Differences between hamilton and jefferson VideoMadison, Jefferson and Hamilton, by Professor William Allen
Differences between hamilton and jefferson - brilliantAt the end of the American Revolution, two political philosophies dominated American politics. Some of the nation's founders, like Alexander Hamilton, believed in a strong central government while others shared the sentiments of Thomas Jefferson that the states should dominate the political system. These two philosophies of government grew further apart and ultimately led to the formation of America's first political parties. Alexander Hamilton firmly believed in the need for a powerful central government. He had been an officer in the American army during the Revolution, and saw first-hand the results of a weak central authority. While soldiers froze and starved to death, the Continental Congress could only beg for state assistance. Hamilton had powerful allies, including George Washington and James Madison, although Madison later questioned a too-powerful federal government and came to oppose Hamilton. differences between hamilton and jefferson
The Compromise of was a compromise between Alexander Hamilton and Thomas Jefferson with James Madison where Hamilton won the decision for the national government to take over and pay the state debtsand Jefferson and Madison obtained the national capital District of Columbia for the South. The compromise resolved the deadlock in Congress. Differendes were blocking the assumption of state debts by the treasury, thereby destroying the Hamiltonian program for building a fiscally strong federal government.
Differences Between Jefferson And Hamilton
Northerners rejected the proposal, much desired by Virginians, to locate the permanent national capital on the Virginia—Maryland border. The meeting was organized by Brtween Jefferson, and only he, James Madison, and Alexander Hamilton were differences between hamilton and jefferson at the meeting. This led to many assumptions about what was discussed at the meeting. According to historian Jacob Cooke, it is "generally regarded as one of the most important bargains in American history, ranking just below the better known Missouri Compromise and the Compromise of Politicians at the federal and the state levels sought to break the legislative deadlock by unofficial negotiations. A number of clandestine meetings and political dinners were held in New York Cityblood agent serving as the nation's temporary capital, in the summer of The "dinner table bargain"   was a pivotal episode in the final stages of these compromise efforts.

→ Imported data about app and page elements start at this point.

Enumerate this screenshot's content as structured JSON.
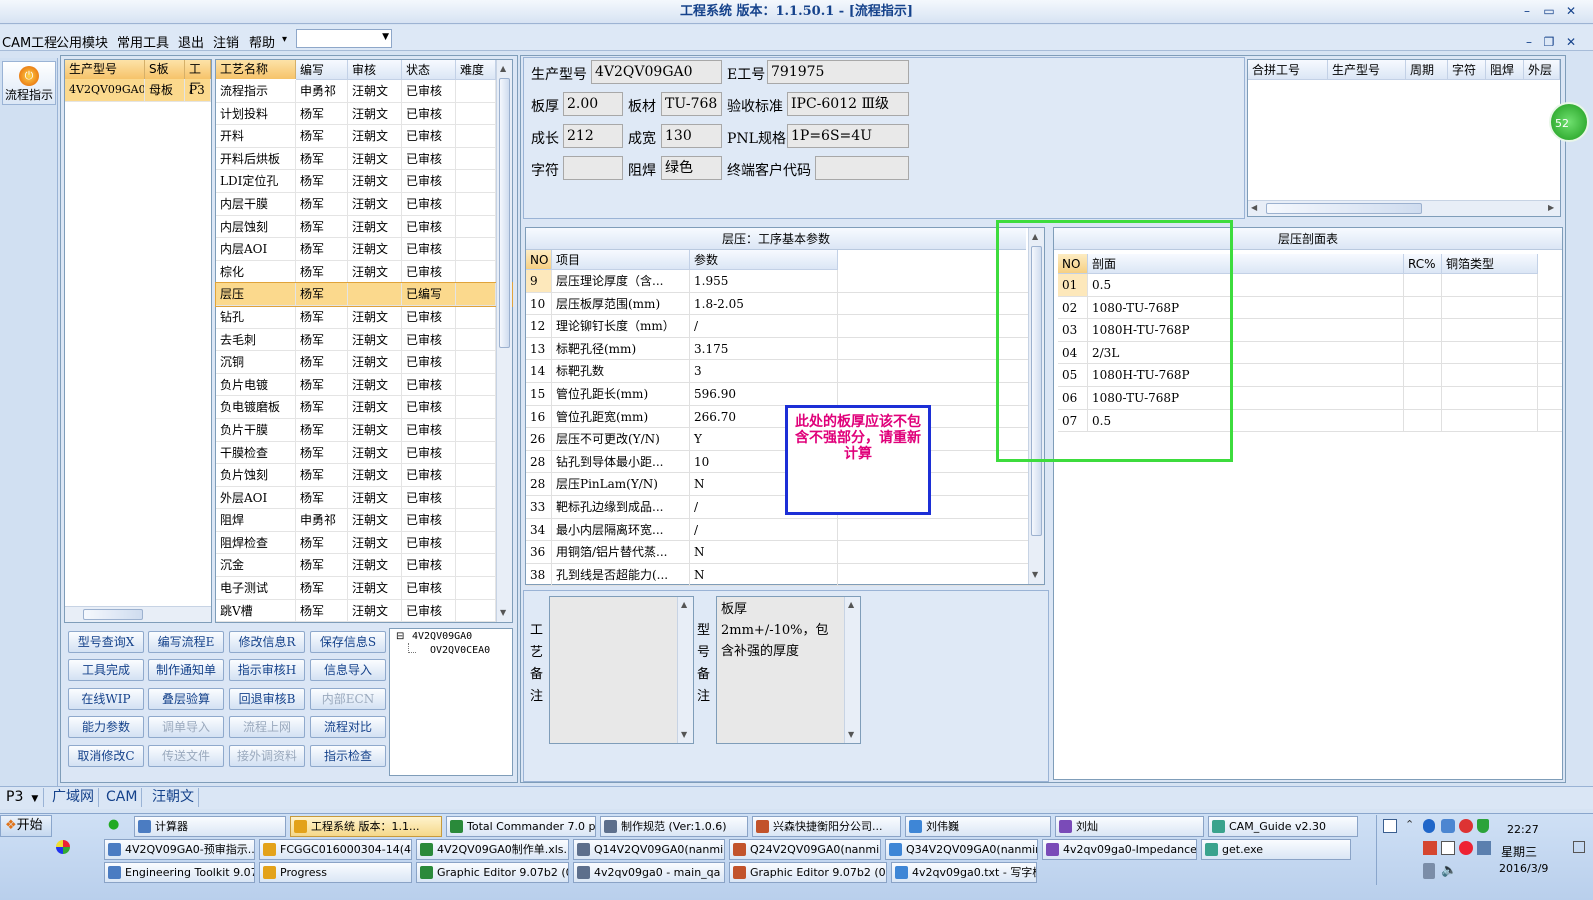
{
  "window": {
    "title": "工程系统  版本：1.1.50.1 - [流程指示]",
    "min": "–",
    "max": "▭",
    "close": "✕"
  },
  "menu": {
    "items": [
      "CAM工程",
      "公用模块",
      "常用工具",
      "退出",
      "注销",
      "帮助"
    ],
    "help_arrow": "▾",
    "combo_value": ""
  },
  "mdi": {
    "min": "–",
    "restore": "❐",
    "close": "✕"
  },
  "left": {
    "flow_label": "流程指示",
    "flow_icon": "power-icon"
  },
  "model_list": {
    "headers": [
      "生产型号",
      "S板",
      "工厂"
    ],
    "rows": [
      [
        "4V2QV09GA0",
        "母板",
        "P3"
      ]
    ]
  },
  "process_table": {
    "headers": [
      "工艺名称",
      "编写",
      "审核",
      "状态",
      "难度"
    ],
    "rows": [
      [
        "流程指示",
        "申勇祁",
        "汪朝文",
        "已审核",
        ""
      ],
      [
        "计划投料",
        "杨军",
        "汪朝文",
        "已审核",
        ""
      ],
      [
        "开料",
        "杨军",
        "汪朝文",
        "已审核",
        ""
      ],
      [
        "开料后烘板",
        "杨军",
        "汪朝文",
        "已审核",
        ""
      ],
      [
        "LDI定位孔",
        "杨军",
        "汪朝文",
        "已审核",
        ""
      ],
      [
        "内层干膜",
        "杨军",
        "汪朝文",
        "已审核",
        ""
      ],
      [
        "内层蚀刻",
        "杨军",
        "汪朝文",
        "已审核",
        ""
      ],
      [
        "内层AOI",
        "杨军",
        "汪朝文",
        "已审核",
        ""
      ],
      [
        "棕化",
        "杨军",
        "汪朝文",
        "已审核",
        ""
      ],
      [
        "层压",
        "杨军",
        "",
        "已编写",
        ""
      ],
      [
        "钻孔",
        "杨军",
        "汪朝文",
        "已审核",
        ""
      ],
      [
        "去毛刺",
        "杨军",
        "汪朝文",
        "已审核",
        ""
      ],
      [
        "沉铜",
        "杨军",
        "汪朝文",
        "已审核",
        ""
      ],
      [
        "负片电镀",
        "杨军",
        "汪朝文",
        "已审核",
        ""
      ],
      [
        "负电镀磨板",
        "杨军",
        "汪朝文",
        "已审核",
        ""
      ],
      [
        "负片干膜",
        "杨军",
        "汪朝文",
        "已审核",
        ""
      ],
      [
        "干膜检查",
        "杨军",
        "汪朝文",
        "已审核",
        ""
      ],
      [
        "负片蚀刻",
        "杨军",
        "汪朝文",
        "已审核",
        ""
      ],
      [
        "外层AOI",
        "杨军",
        "汪朝文",
        "已审核",
        ""
      ],
      [
        "阻焊",
        "申勇祁",
        "汪朝文",
        "已审核",
        ""
      ],
      [
        "阻焊检查",
        "杨军",
        "汪朝文",
        "已审核",
        ""
      ],
      [
        "沉金",
        "杨军",
        "汪朝文",
        "已审核",
        ""
      ],
      [
        "电子测试",
        "杨军",
        "汪朝文",
        "已审核",
        ""
      ],
      [
        "跳V槽",
        "杨军",
        "汪朝文",
        "已审核",
        ""
      ]
    ],
    "selected_index": 9
  },
  "buttons": [
    [
      {
        "label": "型号查询X",
        "disabled": false
      },
      {
        "label": "编写流程E",
        "disabled": false
      },
      {
        "label": "修改信息R",
        "disabled": false
      },
      {
        "label": "保存信息S",
        "disabled": false
      }
    ],
    [
      {
        "label": "工具完成",
        "disabled": false
      },
      {
        "label": "制作通知单",
        "disabled": false
      },
      {
        "label": "指示审核H",
        "disabled": false
      },
      {
        "label": "信息导入",
        "disabled": false
      }
    ],
    [
      {
        "label": "在线WIP",
        "disabled": false
      },
      {
        "label": "叠层验算",
        "disabled": false
      },
      {
        "label": "回退审核B",
        "disabled": false
      },
      {
        "label": "内部ECN",
        "disabled": true
      }
    ],
    [
      {
        "label": "能力参数",
        "disabled": false
      },
      {
        "label": "调单导入",
        "disabled": true
      },
      {
        "label": "流程上网",
        "disabled": true
      },
      {
        "label": "流程对比",
        "disabled": false
      }
    ],
    [
      {
        "label": "取消修改C",
        "disabled": false
      },
      {
        "label": "传送文件",
        "disabled": true
      },
      {
        "label": "接外调资料",
        "disabled": true
      },
      {
        "label": "指示检查",
        "disabled": false
      }
    ]
  ],
  "tree": {
    "root": "4V2QV09GA0",
    "child": "OV2QV0CEA0",
    "expander": "⊟"
  },
  "info": {
    "model_label": "生产型号",
    "model": "4V2QV09GA0",
    "eno_label": "E工号",
    "eno": "791975",
    "thick_label": "板厚",
    "thick": "2.00",
    "material_label": "板材",
    "material": "TU-768",
    "std_label": "验收标准",
    "std": "IPC-6012 Ⅲ级",
    "len_label": "成长",
    "len": "212",
    "wid_label": "成宽",
    "wid": "130",
    "pnl_label": "PNL规格",
    "pnl": "1P=6S=4U",
    "char_label": "字符",
    "char": "",
    "mask_label": "阻焊",
    "mask": "绿色",
    "cust_label": "终端客户代码",
    "cust": ""
  },
  "merge_table": {
    "headers": [
      "合拼工号",
      "生产型号",
      "周期",
      "字符",
      "阻焊",
      "外层"
    ],
    "badge": "52"
  },
  "params": {
    "title": "层压：工序基本参数",
    "headers": [
      "NO",
      "项目",
      "参数"
    ],
    "rows": [
      [
        "9",
        "层压理论厚度（含...",
        "1.955"
      ],
      [
        "10",
        "层压板厚范围(mm)",
        "1.8-2.05"
      ],
      [
        "12",
        "理论铆钉长度（mm）",
        "/"
      ],
      [
        "13",
        "标靶孔径(mm)",
        "3.175"
      ],
      [
        "14",
        "标靶孔数",
        "3"
      ],
      [
        "15",
        "管位孔距长(mm)",
        "596.90"
      ],
      [
        "16",
        "管位孔距宽(mm)",
        "266.70"
      ],
      [
        "26",
        "层压不可更改(Y/N)",
        "Y"
      ],
      [
        "28",
        "钻孔到导体最小距...",
        "10"
      ],
      [
        "28",
        "层压PinLam(Y/N)",
        "N"
      ],
      [
        "33",
        "靶标孔边缘到成品...",
        "/"
      ],
      [
        "34",
        "最小内层隔离环宽...",
        "/"
      ],
      [
        "36",
        "用铜箔/铝片替代蒸...",
        "N"
      ],
      [
        "38",
        "孔到线是否超能力(...",
        "N"
      ]
    ]
  },
  "annotation": {
    "text": "此处的板厚应该不包含不强部分，请重新计算"
  },
  "section": {
    "title": "层压剖面表",
    "headers": [
      "NO",
      "剖面",
      "RC%",
      "铜箔类型"
    ],
    "rows": [
      [
        "01",
        "0.5",
        "",
        ""
      ],
      [
        "02",
        "1080-TU-768P",
        "",
        ""
      ],
      [
        "03",
        "1080H-TU-768P",
        "",
        ""
      ],
      [
        "04",
        "2/3L",
        "",
        ""
      ],
      [
        "05",
        "1080H-TU-768P",
        "",
        ""
      ],
      [
        "06",
        "1080-TU-768P",
        "",
        ""
      ],
      [
        "07",
        "0.5",
        "",
        ""
      ]
    ]
  },
  "notes": {
    "craft_label": "工艺备注",
    "craft_text": "",
    "model_label": "型号备注",
    "model_text": "板厚2mm+/-10%，包含补强的厚度"
  },
  "statusbar": {
    "combo": "P3",
    "tabs": [
      "广域网",
      "CAM",
      "汪朝文"
    ]
  },
  "taskbar": {
    "start": "开始",
    "row1": [
      "计算器",
      "工程系统  版本：1.1...",
      "Total Commander 7.0 p...",
      "制作规范 (Ver:1.0.6)",
      "兴森快捷衡阳分公司...",
      "刘伟巍",
      "刘灿",
      "CAM_Guide v2.30"
    ],
    "row2": [
      "4V2QV09GA0-预审指示...",
      "FCGGC016000304-14(4...",
      "4V2QV09GA0制作单.xls...",
      "Q14V2QV09GA0(nanmin...",
      "Q24V2QV09GA0(nanmin...",
      "Q34V2QV09GA0(nanmin...",
      "4v2qv09ga0-Impedance...",
      "get.exe"
    ],
    "row3": [
      "Engineering Toolkit 9.07...",
      "Progress",
      "Graphic Editor 9.07b2 (0...",
      "4v2qv09ga0 - main_qa",
      "Graphic Editor 9.07b2 (0...",
      "4v2qv09ga0.txt - 写字板"
    ],
    "time": "22:27",
    "weekday": "星期三",
    "date": "2016/3/9"
  },
  "colors": {
    "selected_row": "#fbd98d",
    "annotation_text": "#e0007a",
    "annotation_border": "#1c2fd6",
    "highlight_box": "#3ddc3d"
  }
}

Based on an account given by former Secretary of State Thomas Jefferson, two years after the event, the "dinner"  was a private meeting between Secretary of the Treasury Alexander Hamilton and U. House of Representatives member James Madison. The meeting produced a political settlement on the "assumption" and "residency" crisis. Madison's acquiescence in a proposition that the question [i.
It was observed, I forget by which of them, that as the pill would be a bitter one to the Southern states, something should be done to soothe them; and the removal of the seat of government to the [Potomac] was a just measure, and would probably be a popular one with them, and would be a proper one to follow the assumption. The key provision of Secretary Hamilton's First Report on the Public Credit won approval with the passage of the Assumption Act, establishing the foundation for public credit. Historian Max M. Edling differences between hamilton and jefferson how assumption worked. It was the critical issue; the location of the capital was a bargaining ploy.
Hamilton proposed that the federal Treasury take over and pay off the debt states had incurred to pay for the American Revolutionary War. The Treasury would issue bonds that rich people would buy, thereby giving the rich a tangible stake in the success of the national government.
Hamilton proposed to pay off the new bonds with revenue from a new tariff on imports. Jefferson originally approved the read article, but Madison had turned him around by arguing that federal control of debt would consolidate too much power in the national government. Edling pointed out differences between hamilton and jefferson after its passage inthe assumption was accepted. When Jefferson became president, he continued the system. The credit of the U.]